- _What is required_
Look through the listing below, and wherever a line has the string "title", pull it out.

- _The data_
※ ※ ※
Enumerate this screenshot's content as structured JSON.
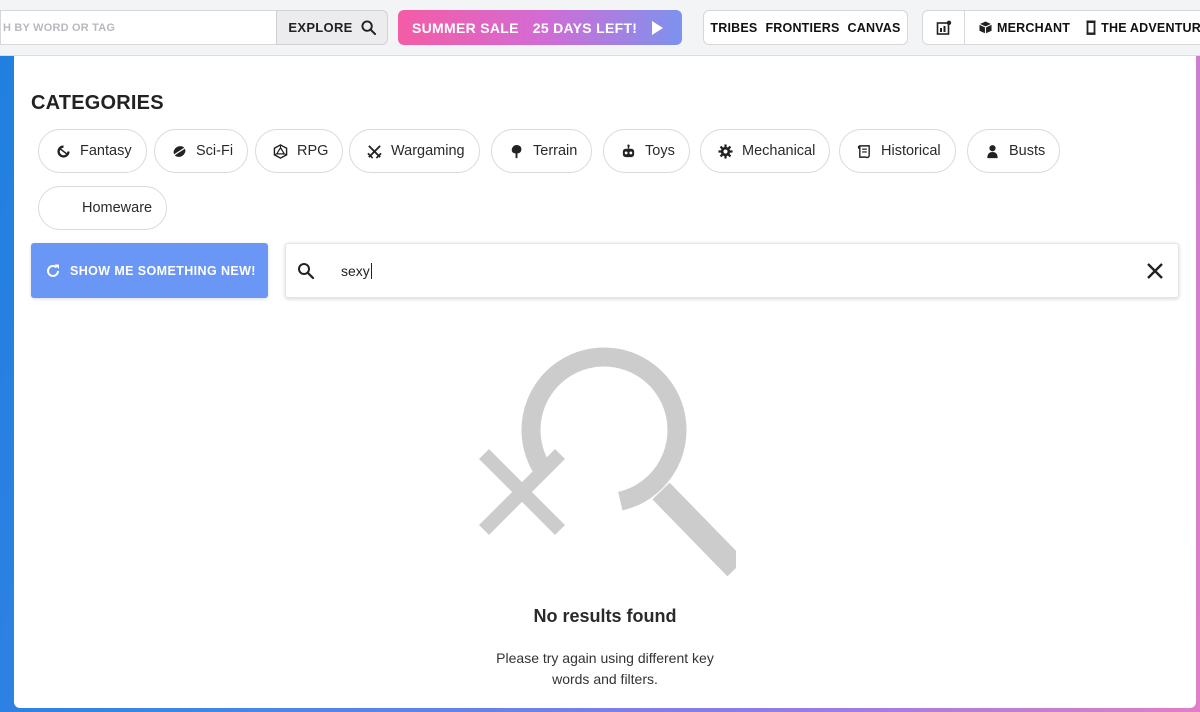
{
  "topbar": {
    "search_placeholder": "H BY WORD OR TAG",
    "explore_label": "EXPLORE",
    "sale": {
      "label": "SUMMER SALE",
      "countdown": "25 DAYS LEFT!"
    },
    "nav": [
      "TRIBES",
      "FRONTIERS",
      "CANVAS"
    ],
    "right": {
      "merchant_label": "MERCHANT",
      "adventure_label": "THE ADVENTURE"
    }
  },
  "categories": {
    "title": "CATEGORIES",
    "items": [
      {
        "label": "Fantasy",
        "icon": "fantasy-icon"
      },
      {
        "label": "Sci-Fi",
        "icon": "scifi-icon"
      },
      {
        "label": "RPG",
        "icon": "d20-icon"
      },
      {
        "label": "Wargaming",
        "icon": "crossed-swords-icon"
      },
      {
        "label": "Terrain",
        "icon": "tree-icon"
      },
      {
        "label": "Toys",
        "icon": "robot-icon"
      },
      {
        "label": "Mechanical",
        "icon": "gear-icon"
      },
      {
        "label": "Historical",
        "icon": "scroll-icon"
      },
      {
        "label": "Busts",
        "icon": "bust-icon"
      },
      {
        "label": "Homeware",
        "icon": ""
      }
    ]
  },
  "actions": {
    "show_new_label": "SHOW ME SOMETHING NEW!"
  },
  "search": {
    "value": "sexy"
  },
  "empty": {
    "title": "No results found",
    "hint": "Please try again using different key words and filters."
  },
  "colors": {
    "accent": "#6a96f5",
    "sale_start": "#f45ca5",
    "sale_end": "#7d92ee",
    "empty_icon": "#cccccc"
  }
}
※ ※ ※
- _Final answer_
    "title": "CATEGORIES",
    "title": "No results found",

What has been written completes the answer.